Exercise brief:
All records shown below should be given again, character for character.

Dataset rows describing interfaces
○ ○ ○ ○ ○ ○ ○

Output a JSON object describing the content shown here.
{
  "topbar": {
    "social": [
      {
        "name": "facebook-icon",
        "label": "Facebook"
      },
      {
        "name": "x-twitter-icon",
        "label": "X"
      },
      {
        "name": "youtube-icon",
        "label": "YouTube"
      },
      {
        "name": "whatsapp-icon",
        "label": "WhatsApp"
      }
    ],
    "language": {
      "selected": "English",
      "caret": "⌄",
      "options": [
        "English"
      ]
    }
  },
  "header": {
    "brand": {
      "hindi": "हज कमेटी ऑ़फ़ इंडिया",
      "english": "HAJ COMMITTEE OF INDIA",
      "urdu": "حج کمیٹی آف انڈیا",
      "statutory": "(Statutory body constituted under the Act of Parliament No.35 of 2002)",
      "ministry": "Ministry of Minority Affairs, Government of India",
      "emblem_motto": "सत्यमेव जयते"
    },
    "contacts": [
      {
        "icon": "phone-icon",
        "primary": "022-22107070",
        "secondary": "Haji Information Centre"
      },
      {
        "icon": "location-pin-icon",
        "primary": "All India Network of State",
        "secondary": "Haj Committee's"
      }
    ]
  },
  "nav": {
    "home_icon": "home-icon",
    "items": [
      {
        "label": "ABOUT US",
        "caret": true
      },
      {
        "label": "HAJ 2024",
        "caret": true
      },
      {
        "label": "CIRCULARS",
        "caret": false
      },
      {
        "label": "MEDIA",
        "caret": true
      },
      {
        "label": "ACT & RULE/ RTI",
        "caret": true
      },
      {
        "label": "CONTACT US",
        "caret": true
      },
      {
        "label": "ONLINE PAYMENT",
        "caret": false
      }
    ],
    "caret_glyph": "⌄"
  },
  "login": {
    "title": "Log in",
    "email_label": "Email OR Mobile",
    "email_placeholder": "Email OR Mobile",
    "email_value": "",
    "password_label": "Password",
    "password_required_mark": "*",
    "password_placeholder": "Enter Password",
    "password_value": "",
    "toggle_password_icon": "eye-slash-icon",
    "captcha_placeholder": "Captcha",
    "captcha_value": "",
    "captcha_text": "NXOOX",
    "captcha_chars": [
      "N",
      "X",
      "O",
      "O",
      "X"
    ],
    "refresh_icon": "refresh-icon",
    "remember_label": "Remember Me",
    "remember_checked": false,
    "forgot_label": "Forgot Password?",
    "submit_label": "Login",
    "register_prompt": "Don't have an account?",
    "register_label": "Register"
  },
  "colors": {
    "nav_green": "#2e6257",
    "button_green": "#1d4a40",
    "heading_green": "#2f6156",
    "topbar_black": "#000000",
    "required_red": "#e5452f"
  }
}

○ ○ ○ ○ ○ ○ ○

Output of the task:
Output a JSON object describing the content shown here.
{
  "topbar": {
    "social": [
      {
        "name": "facebook-icon",
        "label": "Facebook"
      },
      {
        "name": "x-twitter-icon",
        "label": "X"
      },
      {
        "name": "youtube-icon",
        "label": "YouTube"
      },
      {
        "name": "whatsapp-icon",
        "label": "WhatsApp"
      }
    ],
    "language": {
      "selected": "English",
      "caret": "⌄",
      "options": [
        "English"
      ]
    }
  },
  "header": {
    "brand": {
      "hindi": "हज कमेटी ऑ़फ़ इंडिया",
      "english": "HAJ COMMITTEE OF INDIA",
      "urdu": "حج کمیٹی آف انڈیا",
      "statutory": "(Statutory body constituted under the Act of Parliament No.35 of 2002)",
      "ministry": "Ministry of Minority Affairs, Government of India",
      "emblem_motto": "सत्यमेव जयते"
    },
    "contacts": [
      {
        "icon": "phone-icon",
        "primary": "022-22107070",
        "secondary": "Haji Information Centre"
      },
      {
        "icon": "location-pin-icon",
        "primary": "All India Network of State",
        "secondary": "Haj Committee's"
      }
    ]
  },
  "nav": {
    "home_icon": "home-icon",
    "items": [
      {
        "label": "ABOUT US",
        "caret": true
      },
      {
        "label": "HAJ 2024",
        "caret": true
      },
      {
        "label": "CIRCULARS",
        "caret": false
      },
      {
        "label": "MEDIA",
        "caret": true
      },
      {
        "label": "ACT & RULE/ RTI",
        "caret": true
      },
      {
        "label": "CONTACT US",
        "caret": true
      },
      {
        "label": "ONLINE PAYMENT",
        "caret": false
      }
    ],
    "caret_glyph": "⌄"
  },
  "login": {
    "title": "Log in",
    "email_label": "Email OR Mobile",
    "email_placeholder": "Email OR Mobile",
    "email_value": "",
    "password_label": "Password",
    "password_required_mark": "*",
    "password_placeholder": "Enter Password",
    "password_value": "",
    "toggle_password_icon": "eye-slash-icon",
    "captcha_placeholder": "Captcha",
    "captcha_value": "",
    "captcha_text": "NXOOX",
    "captcha_chars": [
      "N",
      "X",
      "O",
      "O",
      "X"
    ],
    "refresh_icon": "refresh-icon",
    "remember_label": "Remember Me",
    "remember_checked": false,
    "forgot_label": "Forgot Password?",
    "submit_label": "Login",
    "register_prompt": "Don't have an account?",
    "register_label": "Register"
  },
  "colors": {
    "nav_green": "#2e6257",
    "button_green": "#1d4a40",
    "heading_green": "#2f6156",
    "topbar_black": "#000000",
    "required_red": "#e5452f"
  }
}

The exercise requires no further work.